= YOUR INSTRUCTIONS =
The full listing, start to finish: write it out again exactly.
━━━ ENTRIES SHOWN ━━━
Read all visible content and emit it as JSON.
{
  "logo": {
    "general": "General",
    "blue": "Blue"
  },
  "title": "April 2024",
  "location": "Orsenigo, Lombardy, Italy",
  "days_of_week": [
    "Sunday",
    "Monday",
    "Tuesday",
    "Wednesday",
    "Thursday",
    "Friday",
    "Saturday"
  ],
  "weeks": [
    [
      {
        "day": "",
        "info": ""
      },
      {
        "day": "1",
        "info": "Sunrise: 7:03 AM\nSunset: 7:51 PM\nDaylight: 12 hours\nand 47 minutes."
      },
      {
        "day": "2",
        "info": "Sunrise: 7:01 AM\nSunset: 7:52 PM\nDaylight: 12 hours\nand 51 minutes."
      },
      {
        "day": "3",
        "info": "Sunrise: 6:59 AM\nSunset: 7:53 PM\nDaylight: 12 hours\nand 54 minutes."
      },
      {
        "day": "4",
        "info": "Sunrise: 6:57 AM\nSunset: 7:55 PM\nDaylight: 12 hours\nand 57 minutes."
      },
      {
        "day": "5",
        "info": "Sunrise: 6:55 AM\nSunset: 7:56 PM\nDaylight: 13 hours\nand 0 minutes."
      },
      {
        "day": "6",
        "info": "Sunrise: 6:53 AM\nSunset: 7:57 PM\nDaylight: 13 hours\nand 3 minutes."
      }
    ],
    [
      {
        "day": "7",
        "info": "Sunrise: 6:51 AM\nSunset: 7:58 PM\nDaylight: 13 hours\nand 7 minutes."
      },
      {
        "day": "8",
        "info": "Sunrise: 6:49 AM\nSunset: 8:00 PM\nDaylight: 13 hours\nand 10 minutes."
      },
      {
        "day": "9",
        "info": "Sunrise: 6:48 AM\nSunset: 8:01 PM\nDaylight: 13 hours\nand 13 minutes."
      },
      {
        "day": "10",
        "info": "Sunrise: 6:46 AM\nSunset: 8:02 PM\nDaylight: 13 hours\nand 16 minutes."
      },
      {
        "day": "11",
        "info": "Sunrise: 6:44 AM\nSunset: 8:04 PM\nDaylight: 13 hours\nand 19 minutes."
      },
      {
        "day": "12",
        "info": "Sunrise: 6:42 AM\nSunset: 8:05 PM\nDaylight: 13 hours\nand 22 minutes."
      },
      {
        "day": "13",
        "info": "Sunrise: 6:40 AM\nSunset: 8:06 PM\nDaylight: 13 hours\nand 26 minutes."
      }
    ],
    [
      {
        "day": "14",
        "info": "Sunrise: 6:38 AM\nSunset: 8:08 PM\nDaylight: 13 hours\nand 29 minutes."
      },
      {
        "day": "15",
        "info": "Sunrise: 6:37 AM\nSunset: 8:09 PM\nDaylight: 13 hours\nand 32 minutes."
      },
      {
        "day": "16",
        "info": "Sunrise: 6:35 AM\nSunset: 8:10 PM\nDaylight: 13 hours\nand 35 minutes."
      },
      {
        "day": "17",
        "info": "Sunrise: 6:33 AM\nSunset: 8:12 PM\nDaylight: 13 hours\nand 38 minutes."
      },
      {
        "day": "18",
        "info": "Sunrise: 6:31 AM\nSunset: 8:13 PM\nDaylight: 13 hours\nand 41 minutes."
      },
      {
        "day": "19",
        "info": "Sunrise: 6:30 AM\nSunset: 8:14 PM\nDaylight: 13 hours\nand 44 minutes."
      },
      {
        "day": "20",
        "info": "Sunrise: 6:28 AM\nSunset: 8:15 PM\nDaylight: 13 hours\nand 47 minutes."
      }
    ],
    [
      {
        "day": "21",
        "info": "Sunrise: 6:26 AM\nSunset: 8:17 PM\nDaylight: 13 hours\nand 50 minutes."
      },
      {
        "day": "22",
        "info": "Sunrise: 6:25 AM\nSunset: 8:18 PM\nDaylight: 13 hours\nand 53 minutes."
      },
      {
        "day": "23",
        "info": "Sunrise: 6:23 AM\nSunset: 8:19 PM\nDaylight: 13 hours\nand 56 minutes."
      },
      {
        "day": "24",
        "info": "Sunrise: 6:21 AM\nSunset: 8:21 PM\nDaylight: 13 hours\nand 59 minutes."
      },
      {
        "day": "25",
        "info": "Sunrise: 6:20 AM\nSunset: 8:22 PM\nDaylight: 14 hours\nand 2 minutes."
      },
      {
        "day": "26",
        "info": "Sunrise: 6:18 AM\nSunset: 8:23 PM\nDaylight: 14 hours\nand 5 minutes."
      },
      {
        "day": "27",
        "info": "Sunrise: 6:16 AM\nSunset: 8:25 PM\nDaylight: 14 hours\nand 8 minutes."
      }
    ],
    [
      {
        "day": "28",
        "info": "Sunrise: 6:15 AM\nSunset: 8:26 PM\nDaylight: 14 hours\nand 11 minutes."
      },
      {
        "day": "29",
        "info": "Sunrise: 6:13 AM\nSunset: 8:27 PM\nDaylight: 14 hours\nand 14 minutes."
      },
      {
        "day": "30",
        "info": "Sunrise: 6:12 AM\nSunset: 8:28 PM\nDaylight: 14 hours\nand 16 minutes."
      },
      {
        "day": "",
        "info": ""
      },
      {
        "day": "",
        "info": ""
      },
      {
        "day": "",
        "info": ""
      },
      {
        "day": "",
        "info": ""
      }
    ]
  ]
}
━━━
= SOLUTION TO THIS TASK =
Read all visible content and emit it as JSON.
{
  "logo": {
    "general": "General",
    "blue": "Blue"
  },
  "title": "April 2024",
  "location": "Orsenigo, Lombardy, Italy",
  "days_of_week": [
    "Sunday",
    "Monday",
    "Tuesday",
    "Wednesday",
    "Thursday",
    "Friday",
    "Saturday"
  ],
  "weeks": [
    [
      {
        "day": "",
        "info": ""
      },
      {
        "day": "1",
        "info": "Sunrise: 7:03 AM\nSunset: 7:51 PM\nDaylight: 12 hours\nand 47 minutes."
      },
      {
        "day": "2",
        "info": "Sunrise: 7:01 AM\nSunset: 7:52 PM\nDaylight: 12 hours\nand 51 minutes."
      },
      {
        "day": "3",
        "info": "Sunrise: 6:59 AM\nSunset: 7:53 PM\nDaylight: 12 hours\nand 54 minutes."
      },
      {
        "day": "4",
        "info": "Sunrise: 6:57 AM\nSunset: 7:55 PM\nDaylight: 12 hours\nand 57 minutes."
      },
      {
        "day": "5",
        "info": "Sunrise: 6:55 AM\nSunset: 7:56 PM\nDaylight: 13 hours\nand 0 minutes."
      },
      {
        "day": "6",
        "info": "Sunrise: 6:53 AM\nSunset: 7:57 PM\nDaylight: 13 hours\nand 3 minutes."
      }
    ],
    [
      {
        "day": "7",
        "info": "Sunrise: 6:51 AM\nSunset: 7:58 PM\nDaylight: 13 hours\nand 7 minutes."
      },
      {
        "day": "8",
        "info": "Sunrise: 6:49 AM\nSunset: 8:00 PM\nDaylight: 13 hours\nand 10 minutes."
      },
      {
        "day": "9",
        "info": "Sunrise: 6:48 AM\nSunset: 8:01 PM\nDaylight: 13 hours\nand 13 minutes."
      },
      {
        "day": "10",
        "info": "Sunrise: 6:46 AM\nSunset: 8:02 PM\nDaylight: 13 hours\nand 16 minutes."
      },
      {
        "day": "11",
        "info": "Sunrise: 6:44 AM\nSunset: 8:04 PM\nDaylight: 13 hours\nand 19 minutes."
      },
      {
        "day": "12",
        "info": "Sunrise: 6:42 AM\nSunset: 8:05 PM\nDaylight: 13 hours\nand 22 minutes."
      },
      {
        "day": "13",
        "info": "Sunrise: 6:40 AM\nSunset: 8:06 PM\nDaylight: 13 hours\nand 26 minutes."
      }
    ],
    [
      {
        "day": "14",
        "info": "Sunrise: 6:38 AM\nSunset: 8:08 PM\nDaylight: 13 hours\nand 29 minutes."
      },
      {
        "day": "15",
        "info": "Sunrise: 6:37 AM\nSunset: 8:09 PM\nDaylight: 13 hours\nand 32 minutes."
      },
      {
        "day": "16",
        "info": "Sunrise: 6:35 AM\nSunset: 8:10 PM\nDaylight: 13 hours\nand 35 minutes."
      },
      {
        "day": "17",
        "info": "Sunrise: 6:33 AM\nSunset: 8:12 PM\nDaylight: 13 hours\nand 38 minutes."
      },
      {
        "day": "18",
        "info": "Sunrise: 6:31 AM\nSunset: 8:13 PM\nDaylight: 13 hours\nand 41 minutes."
      },
      {
        "day": "19",
        "info": "Sunrise: 6:30 AM\nSunset: 8:14 PM\nDaylight: 13 hours\nand 44 minutes."
      },
      {
        "day": "20",
        "info": "Sunrise: 6:28 AM\nSunset: 8:15 PM\nDaylight: 13 hours\nand 47 minutes."
      }
    ],
    [
      {
        "day": "21",
        "info": "Sunrise: 6:26 AM\nSunset: 8:17 PM\nDaylight: 13 hours\nand 50 minutes."
      },
      {
        "day": "22",
        "info": "Sunrise: 6:25 AM\nSunset: 8:18 PM\nDaylight: 13 hours\nand 53 minutes."
      },
      {
        "day": "23",
        "info": "Sunrise: 6:23 AM\nSunset: 8:19 PM\nDaylight: 13 hours\nand 56 minutes."
      },
      {
        "day": "24",
        "info": "Sunrise: 6:21 AM\nSunset: 8:21 PM\nDaylight: 13 hours\nand 59 minutes."
      },
      {
        "day": "25",
        "info": "Sunrise: 6:20 AM\nSunset: 8:22 PM\nDaylight: 14 hours\nand 2 minutes."
      },
      {
        "day": "26",
        "info": "Sunrise: 6:18 AM\nSunset: 8:23 PM\nDaylight: 14 hours\nand 5 minutes."
      },
      {
        "day": "27",
        "info": "Sunrise: 6:16 AM\nSunset: 8:25 PM\nDaylight: 14 hours\nand 8 minutes."
      }
    ],
    [
      {
        "day": "28",
        "info": "Sunrise: 6:15 AM\nSunset: 8:26 PM\nDaylight: 14 hours\nand 11 minutes."
      },
      {
        "day": "29",
        "info": "Sunrise: 6:13 AM\nSunset: 8:27 PM\nDaylight: 14 hours\nand 14 minutes."
      },
      {
        "day": "30",
        "info": "Sunrise: 6:12 AM\nSunset: 8:28 PM\nDaylight: 14 hours\nand 16 minutes."
      },
      {
        "day": "",
        "info": ""
      },
      {
        "day": "",
        "info": ""
      },
      {
        "day": "",
        "info": ""
      },
      {
        "day": "",
        "info": ""
      }
    ]
  ]
}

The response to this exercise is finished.